With an audience specifically interested in FND and so many dedicated individuals, it seems that there is every possibility for positive change and progression in improving FND care and treatment. It can only be hoped that this marvellous conference will truly begin to bring about such change. Indeed, plans are already underway for a conference in 2020 in the USA. Dr Alan Carson hopes that once technical issues are resolved a film of the conference will be available for all those who wish to view it, and FND Hope will provide links to this, if it becomes available.
More FND Conference Highlights
Dr. Jon Stone, Consultant Neurologist and Honorary Reader in Neurology at the University of Edinburgh, discussed the consultation as treatment and stressed the importance of adequate time for patient and neurologist to discuss the FND diagnosis. Thorough explanation of FND and time to answer patient’s questions can aid the treatment process.

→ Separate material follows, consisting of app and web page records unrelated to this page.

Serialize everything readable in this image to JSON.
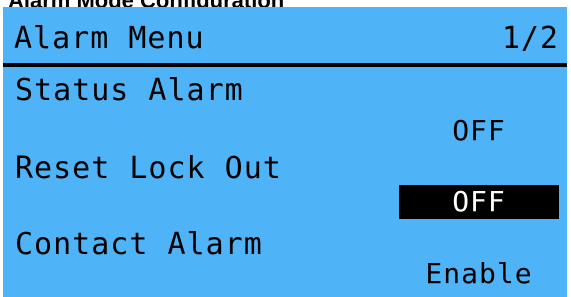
{
  "page": {
    "caption": "Alarm Mode Configuration"
  },
  "screen": {
    "title": "Alarm Menu",
    "page_indicator": "1/2",
    "items": [
      {
        "label": "Status Alarm",
        "value": "OFF",
        "selected": false
      },
      {
        "label": "Reset Lock Out",
        "value": "OFF",
        "selected": true
      },
      {
        "label": "Contact Alarm",
        "value": "Enable",
        "selected": false
      }
    ]
  },
  "colors": {
    "screen_background": "#4fb3f8",
    "foreground": "#000000",
    "selection_background": "#000000",
    "selection_text": "#ffffff"
  }
}
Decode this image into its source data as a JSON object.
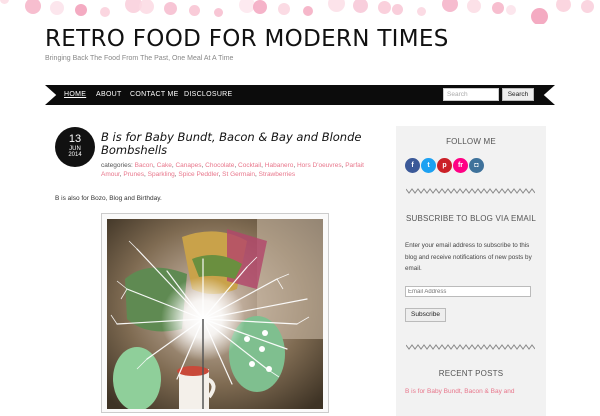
{
  "site": {
    "title": "RETRO FOOD FOR MODERN TIMES",
    "tagline": "Bringing Back The Food From The Past, One Meal At A Time"
  },
  "nav": {
    "items": [
      "HOME",
      "ABOUT",
      "CONTACT ME",
      "DISCLOSURE"
    ],
    "search_placeholder": "Search",
    "search_button": "Search"
  },
  "post": {
    "date": {
      "day": "13",
      "month": "JUN",
      "year": "2014"
    },
    "title": "B is for Baby Bundt, Bacon & Bay and Blonde Bombshells",
    "categories_label": "categories:",
    "categories": [
      "Bacon",
      "Cake",
      "Canapes",
      "Chocolate",
      "Cocktail",
      "Habanero",
      "Hors D'oeuvres",
      "Parfait Amour",
      "Prunes",
      "Sparkling",
      "Spice Peddler",
      "St Germain",
      "Strawberries"
    ],
    "intro": "B is also for Bozo, Blog and Birthday."
  },
  "sidebar": {
    "follow_heading": "FOLLOW ME",
    "social": [
      {
        "icon": "facebook-icon",
        "glyph": "f",
        "color": "#3b5998"
      },
      {
        "icon": "twitter-icon",
        "glyph": "t",
        "color": "#1da1f2"
      },
      {
        "icon": "pinterest-icon",
        "glyph": "p",
        "color": "#cb2027"
      },
      {
        "icon": "flickr-icon",
        "glyph": "fr",
        "color": "#ff0084"
      },
      {
        "icon": "instagram-icon",
        "glyph": "◘",
        "color": "#3f729b"
      }
    ],
    "subscribe_heading": "SUBSCRIBE TO BLOG VIA EMAIL",
    "subscribe_text": "Enter your email address to subscribe to this blog and receive notifications of new posts by email.",
    "email_placeholder": "Email Address",
    "subscribe_button": "Subscribe",
    "recent_heading": "RECENT POSTS",
    "recent_posts": [
      "B is for Baby Bundt, Bacon & Bay and"
    ]
  },
  "theme": {
    "accent": "#e8768b",
    "nav_bg": "#0c0c0c",
    "sidebar_bg": "#f2f2f2",
    "dot_colors": [
      "#f9c8d6",
      "#f6b3c7",
      "#fbd9e3",
      "#f3a6bf"
    ]
  }
}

Dr. Mark Hallett, neurologist and Chief of the Human Motor Control Section, National Institute of Neurological Disorders and Stroke, National Institutes of Health, Bethesda, Maryland, spoke about the neurophysiology of FND. To understand FND, it is critical to know how the brain functions and and what goes wrong in cases of FND. He discussed what perception actually is, how the brain processes information from the world around us, how we initiate movement, and how that signal gets disturbed.
Professor Mark Edwards, professor of Neurology at St. George’s Hospital London, talked about the predictive models of the brain. He warned that we are still far from understanding FND. One theory is that our brain seems to have a complicated “predictive system”. We perform most moves more or less automatically, and they can go wrong if we focus our attention on the movement, as can happen with FND patients.
Glenn Nielsen, Honorary Consultant Physiotherapist at St George’s Hospital, focuses on functional motor disturbance research. He talked about physiotherapy treatment for FND. This form of treatment, which is different from typical physical therapy, has emerged as the most promising (70% improvement in FND patients). He hopes to conduct a large-scale research study to prove th is theory.
Dr. Kathryn LaFaver, neurologist at the University of Louisville Hospital (Kentucky, United States) specialising in movement disorders, is a leading FND professional with an interest in both treating patients and conducting research. She has achieved some amazing and hopeful results with her Motor Reprogramming [MoRE] Program. “MoRe” is an interdisciplinary, inpatient rehabilitation program for functional movement disorders (FMD) offered at the Frazier Rehab Institute in Louisville, KY, based on a program developed at the Mayo Clinic in Rochester, Minnesota. The rehabilitation team includes neurologists, physiatrists, physical, occupational and speech therapists and psychologists. Dr. LaFaver shared a video of a patient arriving in a wheelchair and a week later walking out by himself. This inspiring video illustrated hope to patients and physicians alike!